Wednesday marked former Congressman Marty Meehan’s first day on the job as president of the University of Massachusetts. He’s the system’s 27th president, but its first graduate to lead the university.
Meehan spent his first day on the job meeting with students. The day was choreographed, like the rollout of a slick product. Inside UMass Boston’s sleek new $114-million-dollar science complex, Meehan and Chancellor Keith Motley conducted a roundtable discussion with 16 students.
Meehan tried to show students that he understands where they’re coming from, stressing his working-class roots growing up in Lowell.
“Nine of us lived in the house and there was only one bathroom. You can imagine what it was like getting up in the morning with nine people trying to use the bathroom,” Meehan laughed. “But I believe this university gave whatever the skills, whatever the education I needed, to achieve my full potential, which is why I feel so passionate about this institution.”
Meehan said increasing access for low-income students will be among his top priorities.
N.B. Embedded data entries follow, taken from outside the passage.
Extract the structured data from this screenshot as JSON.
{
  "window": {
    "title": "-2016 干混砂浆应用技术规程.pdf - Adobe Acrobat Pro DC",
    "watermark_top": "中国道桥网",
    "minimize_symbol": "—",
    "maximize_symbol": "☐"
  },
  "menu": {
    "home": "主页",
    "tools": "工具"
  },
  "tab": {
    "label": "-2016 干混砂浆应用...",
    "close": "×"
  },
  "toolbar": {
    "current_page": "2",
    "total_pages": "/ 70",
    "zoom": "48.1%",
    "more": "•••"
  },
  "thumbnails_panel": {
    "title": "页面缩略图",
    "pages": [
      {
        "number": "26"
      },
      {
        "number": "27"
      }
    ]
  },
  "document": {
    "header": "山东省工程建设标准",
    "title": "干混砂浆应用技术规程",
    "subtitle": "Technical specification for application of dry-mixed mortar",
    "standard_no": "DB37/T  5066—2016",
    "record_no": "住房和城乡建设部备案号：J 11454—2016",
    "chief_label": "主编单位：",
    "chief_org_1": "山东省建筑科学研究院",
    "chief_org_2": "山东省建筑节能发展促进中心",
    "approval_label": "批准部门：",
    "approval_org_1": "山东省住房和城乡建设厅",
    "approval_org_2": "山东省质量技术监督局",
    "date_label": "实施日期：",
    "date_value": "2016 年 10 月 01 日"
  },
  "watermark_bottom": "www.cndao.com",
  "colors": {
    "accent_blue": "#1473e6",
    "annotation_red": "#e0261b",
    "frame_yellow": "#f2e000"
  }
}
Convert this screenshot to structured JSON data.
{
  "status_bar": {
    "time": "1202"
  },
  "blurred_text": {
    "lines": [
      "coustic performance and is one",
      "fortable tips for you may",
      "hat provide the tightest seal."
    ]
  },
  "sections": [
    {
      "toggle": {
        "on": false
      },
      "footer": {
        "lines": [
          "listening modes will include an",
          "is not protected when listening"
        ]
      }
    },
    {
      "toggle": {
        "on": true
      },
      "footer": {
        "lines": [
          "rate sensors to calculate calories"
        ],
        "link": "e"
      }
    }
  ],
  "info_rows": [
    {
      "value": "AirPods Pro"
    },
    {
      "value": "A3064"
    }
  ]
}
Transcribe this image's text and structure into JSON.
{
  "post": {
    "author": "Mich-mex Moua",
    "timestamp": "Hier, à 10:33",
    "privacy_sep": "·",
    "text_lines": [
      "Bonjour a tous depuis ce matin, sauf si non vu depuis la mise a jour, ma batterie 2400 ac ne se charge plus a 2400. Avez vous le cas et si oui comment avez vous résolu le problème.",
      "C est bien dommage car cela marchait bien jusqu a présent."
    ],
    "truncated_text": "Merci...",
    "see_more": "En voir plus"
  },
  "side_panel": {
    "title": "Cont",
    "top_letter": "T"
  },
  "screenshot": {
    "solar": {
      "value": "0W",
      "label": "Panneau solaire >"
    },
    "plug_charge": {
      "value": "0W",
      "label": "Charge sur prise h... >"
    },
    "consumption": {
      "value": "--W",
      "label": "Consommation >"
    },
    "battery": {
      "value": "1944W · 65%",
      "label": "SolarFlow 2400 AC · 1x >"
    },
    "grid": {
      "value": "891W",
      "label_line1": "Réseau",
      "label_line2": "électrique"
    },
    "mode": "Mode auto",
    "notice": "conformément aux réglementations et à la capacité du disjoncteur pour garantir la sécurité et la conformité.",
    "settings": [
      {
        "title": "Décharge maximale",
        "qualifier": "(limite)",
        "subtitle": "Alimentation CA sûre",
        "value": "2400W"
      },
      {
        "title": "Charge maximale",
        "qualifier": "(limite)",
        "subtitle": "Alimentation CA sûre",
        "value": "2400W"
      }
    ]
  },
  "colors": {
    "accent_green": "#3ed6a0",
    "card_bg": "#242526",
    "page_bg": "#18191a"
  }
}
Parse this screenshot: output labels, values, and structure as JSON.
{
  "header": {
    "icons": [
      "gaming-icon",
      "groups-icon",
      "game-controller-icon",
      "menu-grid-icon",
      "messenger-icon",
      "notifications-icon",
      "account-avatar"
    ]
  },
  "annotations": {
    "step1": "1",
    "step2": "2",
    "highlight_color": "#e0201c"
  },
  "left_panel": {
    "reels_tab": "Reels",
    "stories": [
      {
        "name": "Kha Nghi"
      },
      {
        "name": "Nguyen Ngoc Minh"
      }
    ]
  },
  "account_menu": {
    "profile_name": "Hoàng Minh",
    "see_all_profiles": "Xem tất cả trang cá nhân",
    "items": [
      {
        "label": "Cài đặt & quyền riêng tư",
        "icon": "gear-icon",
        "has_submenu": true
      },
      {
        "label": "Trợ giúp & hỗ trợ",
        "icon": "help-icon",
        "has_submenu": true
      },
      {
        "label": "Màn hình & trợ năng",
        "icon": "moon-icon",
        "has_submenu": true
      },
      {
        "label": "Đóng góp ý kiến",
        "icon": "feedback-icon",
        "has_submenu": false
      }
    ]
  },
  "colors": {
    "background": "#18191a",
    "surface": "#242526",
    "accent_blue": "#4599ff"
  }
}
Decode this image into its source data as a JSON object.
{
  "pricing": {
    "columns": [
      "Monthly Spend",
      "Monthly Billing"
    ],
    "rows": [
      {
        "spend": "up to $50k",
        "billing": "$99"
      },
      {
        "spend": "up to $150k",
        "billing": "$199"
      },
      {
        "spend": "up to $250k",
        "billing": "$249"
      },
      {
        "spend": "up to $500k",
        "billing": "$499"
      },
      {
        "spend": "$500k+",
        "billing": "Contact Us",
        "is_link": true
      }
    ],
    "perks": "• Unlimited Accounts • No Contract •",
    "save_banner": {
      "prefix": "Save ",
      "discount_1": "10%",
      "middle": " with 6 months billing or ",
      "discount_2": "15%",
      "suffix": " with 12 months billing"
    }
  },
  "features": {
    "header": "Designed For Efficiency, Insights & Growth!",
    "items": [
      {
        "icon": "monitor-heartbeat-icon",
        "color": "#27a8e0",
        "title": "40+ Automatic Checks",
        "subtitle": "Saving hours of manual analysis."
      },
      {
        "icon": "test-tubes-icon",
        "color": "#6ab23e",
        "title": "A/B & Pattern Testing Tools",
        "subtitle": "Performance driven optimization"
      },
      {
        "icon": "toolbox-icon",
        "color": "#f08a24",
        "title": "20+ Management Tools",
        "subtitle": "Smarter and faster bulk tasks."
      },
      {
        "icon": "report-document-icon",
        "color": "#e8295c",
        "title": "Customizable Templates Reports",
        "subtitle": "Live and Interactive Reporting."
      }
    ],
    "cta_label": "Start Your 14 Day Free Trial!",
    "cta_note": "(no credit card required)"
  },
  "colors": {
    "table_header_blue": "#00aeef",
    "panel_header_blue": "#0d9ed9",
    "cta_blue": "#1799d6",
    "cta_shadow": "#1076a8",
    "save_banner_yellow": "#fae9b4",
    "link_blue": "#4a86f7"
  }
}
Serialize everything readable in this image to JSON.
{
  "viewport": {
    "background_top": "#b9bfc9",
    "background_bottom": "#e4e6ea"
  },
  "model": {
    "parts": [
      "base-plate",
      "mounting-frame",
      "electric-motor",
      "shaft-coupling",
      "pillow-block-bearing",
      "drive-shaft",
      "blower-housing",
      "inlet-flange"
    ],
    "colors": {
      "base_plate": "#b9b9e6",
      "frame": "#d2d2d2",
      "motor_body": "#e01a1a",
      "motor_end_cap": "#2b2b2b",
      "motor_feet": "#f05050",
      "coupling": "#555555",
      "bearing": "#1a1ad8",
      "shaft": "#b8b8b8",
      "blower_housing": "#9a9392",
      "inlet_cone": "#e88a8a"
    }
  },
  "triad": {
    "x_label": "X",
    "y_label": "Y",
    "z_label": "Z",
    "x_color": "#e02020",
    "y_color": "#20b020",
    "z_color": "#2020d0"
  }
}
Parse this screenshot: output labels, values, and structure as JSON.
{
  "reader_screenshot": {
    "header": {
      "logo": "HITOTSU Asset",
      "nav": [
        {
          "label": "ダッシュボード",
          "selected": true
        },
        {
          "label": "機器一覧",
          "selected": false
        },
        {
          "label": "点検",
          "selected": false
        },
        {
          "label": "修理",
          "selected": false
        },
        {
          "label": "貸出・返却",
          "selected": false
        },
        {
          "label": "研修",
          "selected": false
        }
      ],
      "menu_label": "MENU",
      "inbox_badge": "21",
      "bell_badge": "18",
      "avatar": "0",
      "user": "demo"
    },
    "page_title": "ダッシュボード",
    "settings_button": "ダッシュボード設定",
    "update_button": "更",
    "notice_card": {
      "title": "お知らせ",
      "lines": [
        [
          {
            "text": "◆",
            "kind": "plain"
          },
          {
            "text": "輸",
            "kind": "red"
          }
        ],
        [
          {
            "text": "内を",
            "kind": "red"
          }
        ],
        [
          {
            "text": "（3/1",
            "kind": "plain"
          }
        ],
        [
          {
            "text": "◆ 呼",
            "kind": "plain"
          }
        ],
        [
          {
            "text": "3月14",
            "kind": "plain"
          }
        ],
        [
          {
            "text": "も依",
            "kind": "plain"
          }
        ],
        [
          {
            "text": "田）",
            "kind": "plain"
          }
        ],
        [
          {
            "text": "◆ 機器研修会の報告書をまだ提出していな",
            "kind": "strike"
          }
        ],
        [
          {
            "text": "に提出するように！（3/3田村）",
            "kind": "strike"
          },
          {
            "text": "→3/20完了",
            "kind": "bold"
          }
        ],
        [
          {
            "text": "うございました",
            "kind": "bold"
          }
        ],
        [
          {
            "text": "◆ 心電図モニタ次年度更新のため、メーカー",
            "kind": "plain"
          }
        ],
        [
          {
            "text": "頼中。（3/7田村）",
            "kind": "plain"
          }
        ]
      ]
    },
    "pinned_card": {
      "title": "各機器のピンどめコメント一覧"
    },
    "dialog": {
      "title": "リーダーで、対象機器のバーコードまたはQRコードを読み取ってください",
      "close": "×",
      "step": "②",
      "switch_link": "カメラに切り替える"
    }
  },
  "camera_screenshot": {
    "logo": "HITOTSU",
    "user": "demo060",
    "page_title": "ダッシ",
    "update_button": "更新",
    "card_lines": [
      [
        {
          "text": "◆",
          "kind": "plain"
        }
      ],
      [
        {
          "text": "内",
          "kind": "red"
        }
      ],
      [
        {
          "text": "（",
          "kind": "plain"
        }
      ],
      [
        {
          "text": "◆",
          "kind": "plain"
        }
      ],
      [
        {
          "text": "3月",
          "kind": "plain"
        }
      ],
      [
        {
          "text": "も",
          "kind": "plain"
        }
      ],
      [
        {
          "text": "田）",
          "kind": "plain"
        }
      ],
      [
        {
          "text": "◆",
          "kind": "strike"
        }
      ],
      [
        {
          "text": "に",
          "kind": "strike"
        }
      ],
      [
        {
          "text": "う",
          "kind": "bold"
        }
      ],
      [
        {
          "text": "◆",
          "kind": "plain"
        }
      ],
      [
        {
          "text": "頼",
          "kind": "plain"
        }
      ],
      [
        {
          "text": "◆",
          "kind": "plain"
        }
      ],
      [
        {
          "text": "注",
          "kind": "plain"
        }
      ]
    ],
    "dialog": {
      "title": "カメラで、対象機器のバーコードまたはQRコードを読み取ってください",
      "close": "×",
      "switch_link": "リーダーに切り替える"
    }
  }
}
But, after a 5 percent tuition increase was recently approved by the university’s Board of Trustees, some of the students here say they are worried about taking on too much loan debt. Meehan promised to keep costs down.
“Affordability is really important and so is quality,” Meehan said. “I see UMass as high-quality institution, and I want to keep it high-quality.”
Meehan said he decided to begin his tenure visiting UMass Boston because of its diversity among students and faculty.
“I often time look at the lack of diversity of the faculty at colleges and universities across Massachusetts, throughout New England, and every time I read a study I see UMass Boston ranking among the tops. That’s what UMass is supposed to be all about,” said Meehan.
Students, like senior Yen Phan, urged Meehan to more closely integrate the entire UMass system. The 21-year-old from Dorchester asked Meehan how, as president, he plans to make all five campuses come together to create a better system overall.
“I think that collaborating among the campuses represents our biggest strength, and I’m gonna look for ways to do that even more,” answered Meehan.
After the event, Phan pointed out that Meehan didn’t fully answer her question.
“I think it was a really good answer, but I think I was looking for something along the lines of creating something so students and faculty could interact with each other,” said Phan.
Phan suggested a program where UMass students from across the state could meet on the Dorchester campus.
“Maybe take a class and interact, like having dorms at UMass Boston,” Phan said. “They can spend a month, two months, doing research in biology or business finance.”
Still, Phan said she appreciates having a new president who’s a UMass graduate.
“It’s great because he knows what it’s like to be one of the students from the UMass system,” said Phan.
Meehan clearly has his work cut out for him. His renewed focus on affordability and access comes as state funding for UMass has dropped 25 percent over the past 15 years.
[Cross-posted at On Campus: the WGBH Higher Education Blog]